= WHAT YOU NEED TO DO =
Return all of the data exactly as written, without the pictures.

========================

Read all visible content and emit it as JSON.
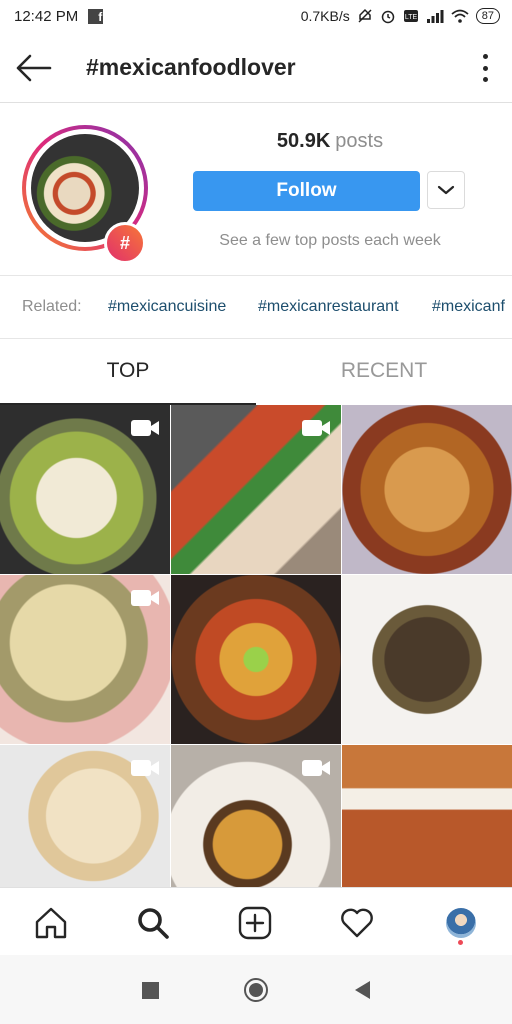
{
  "status_bar": {
    "time": "12:42 PM",
    "network_speed": "0.7KB/s",
    "battery": "87",
    "notification_icon": "facebook-icon"
  },
  "header": {
    "title": "#mexicanfoodlover",
    "back_icon": "back-arrow-icon",
    "menu_icon": "more-vertical-icon"
  },
  "profile": {
    "posts_count": "50.9K",
    "posts_label": "posts",
    "follow_label": "Follow",
    "hint": "See a few top posts each week",
    "badge_symbol": "#"
  },
  "related": {
    "label": "Related:",
    "tags": [
      "#mexicancuisine",
      "#mexicanrestaurant",
      "#mexicanf"
    ]
  },
  "tabs": [
    {
      "label": "TOP",
      "active": true
    },
    {
      "label": "RECENT",
      "active": false
    }
  ],
  "grid": {
    "items": [
      {
        "subject": "pozole soup",
        "video": true
      },
      {
        "subject": "tacos with salsa",
        "video": true
      },
      {
        "subject": "birria tacos",
        "video": false
      },
      {
        "subject": "esquites corn",
        "video": true
      },
      {
        "subject": "street tacos",
        "video": false
      },
      {
        "subject": "mole enchiladas",
        "video": false
      },
      {
        "subject": "tortillas",
        "video": true
      },
      {
        "subject": "conchas",
        "video": true
      },
      {
        "subject": "churro sandwich",
        "video": false
      }
    ]
  },
  "bottom_nav": [
    "home-icon",
    "search-icon",
    "add-post-icon",
    "activity-heart-icon",
    "profile-avatar-icon"
  ],
  "system_nav": [
    "recents-icon",
    "home-circle-icon",
    "back-triangle-icon"
  ],
  "colors": {
    "follow_blue": "#3897f0",
    "hashtag_link": "#1d4e6d",
    "badge_gradient_start": "#e1306c",
    "badge_gradient_end": "#f77737"
  }
}
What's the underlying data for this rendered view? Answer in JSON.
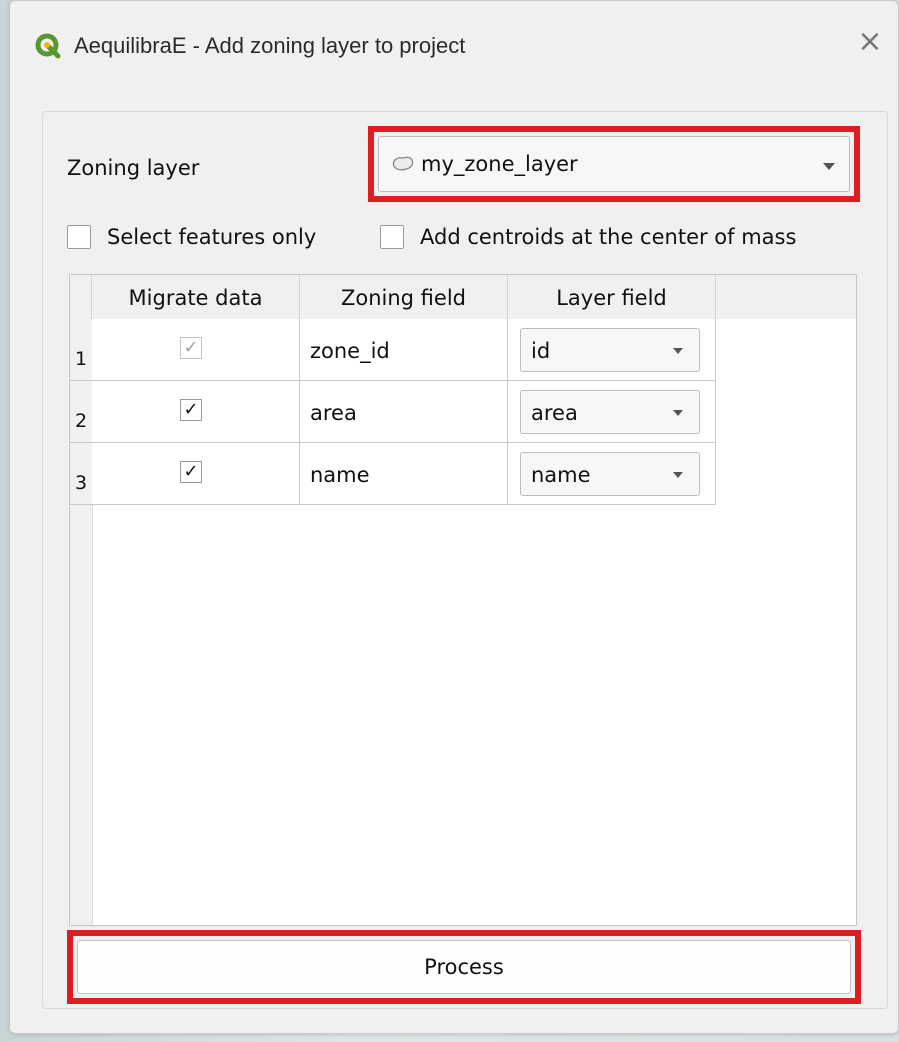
{
  "window": {
    "title": "AequilibraE - Add zoning layer to project",
    "close_glyph": "×",
    "app_icon": "qgis-icon"
  },
  "form": {
    "zoning_layer_label": "Zoning layer",
    "zoning_layer_value": "my_zone_layer",
    "layer_icon": "polygon-layer-icon",
    "select_features_only": {
      "label": "Select features only",
      "checked": false
    },
    "add_centroids": {
      "label": "Add centroids at the center of mass",
      "checked": false
    }
  },
  "table": {
    "headers": [
      "Migrate data",
      "Zoning field",
      "Layer field"
    ],
    "rows": [
      {
        "num": "1",
        "migrate": "✓",
        "migrate_disabled": true,
        "zoning_field": "zone_id",
        "layer_field": "id"
      },
      {
        "num": "2",
        "migrate": "✓",
        "migrate_disabled": false,
        "zoning_field": "area",
        "layer_field": "area"
      },
      {
        "num": "3",
        "migrate": "✓",
        "migrate_disabled": false,
        "zoning_field": "name",
        "layer_field": "name"
      }
    ]
  },
  "actions": {
    "process_label": "Process"
  },
  "colors": {
    "highlight": "#e11b22",
    "qgis_green": "#589632"
  }
}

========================

= COMPLETED TASK =
Read all visible content and emit it as JSON.
{
  "status_bar": {
    "time": "12:42 PM",
    "network_speed": "0.7KB/s",
    "battery": "87",
    "notification_icon": "facebook-icon"
  },
  "header": {
    "title": "#mexicanfoodlover",
    "back_icon": "back-arrow-icon",
    "menu_icon": "more-vertical-icon"
  },
  "profile": {
    "posts_count": "50.9K",
    "posts_label": "posts",
    "follow_label": "Follow",
    "hint": "See a few top posts each week",
    "badge_symbol": "#"
  },
  "related": {
    "label": "Related:",
    "tags": [
      "#mexicancuisine",
      "#mexicanrestaurant",
      "#mexicanf"
    ]
  },
  "tabs": [
    {
      "label": "TOP",
      "active": true
    },
    {
      "label": "RECENT",
      "active": false
    }
  ],
  "grid": {
    "items": [
      {
        "subject": "pozole soup",
        "video": true
      },
      {
        "subject": "tacos with salsa",
        "video": true
      },
      {
        "subject": "birria tacos",
        "video": false
      },
      {
        "subject": "esquites corn",
        "video": true
      },
      {
        "subject": "street tacos",
        "video": false
      },
      {
        "subject": "mole enchiladas",
        "video": false
      },
      {
        "subject": "tortillas",
        "video": true
      },
      {
        "subject": "conchas",
        "video": true
      },
      {
        "subject": "churro sandwich",
        "video": false
      }
    ]
  },
  "bottom_nav": [
    "home-icon",
    "search-icon",
    "add-post-icon",
    "activity-heart-icon",
    "profile-avatar-icon"
  ],
  "system_nav": [
    "recents-icon",
    "home-circle-icon",
    "back-triangle-icon"
  ],
  "colors": {
    "follow_blue": "#3897f0",
    "hashtag_link": "#1d4e6d",
    "badge_gradient_start": "#e1306c",
    "badge_gradient_end": "#f77737"
  }
}
What's the underlying data for this rendered view? Answer in JSON.
{
  "window": {
    "title": "AequilibraE - Add zoning layer to project",
    "close_glyph": "×",
    "app_icon": "qgis-icon"
  },
  "form": {
    "zoning_layer_label": "Zoning layer",
    "zoning_layer_value": "my_zone_layer",
    "layer_icon": "polygon-layer-icon",
    "select_features_only": {
      "label": "Select features only",
      "checked": false
    },
    "add_centroids": {
      "label": "Add centroids at the center of mass",
      "checked": false
    }
  },
  "table": {
    "headers": [
      "Migrate data",
      "Zoning field",
      "Layer field"
    ],
    "rows": [
      {
        "num": "1",
        "migrate": "✓",
        "migrate_disabled": true,
        "zoning_field": "zone_id",
        "layer_field": "id"
      },
      {
        "num": "2",
        "migrate": "✓",
        "migrate_disabled": false,
        "zoning_field": "area",
        "layer_field": "area"
      },
      {
        "num": "3",
        "migrate": "✓",
        "migrate_disabled": false,
        "zoning_field": "name",
        "layer_field": "name"
      }
    ]
  },
  "actions": {
    "process_label": "Process"
  },
  "colors": {
    "highlight": "#e11b22",
    "qgis_green": "#589632"
  }
}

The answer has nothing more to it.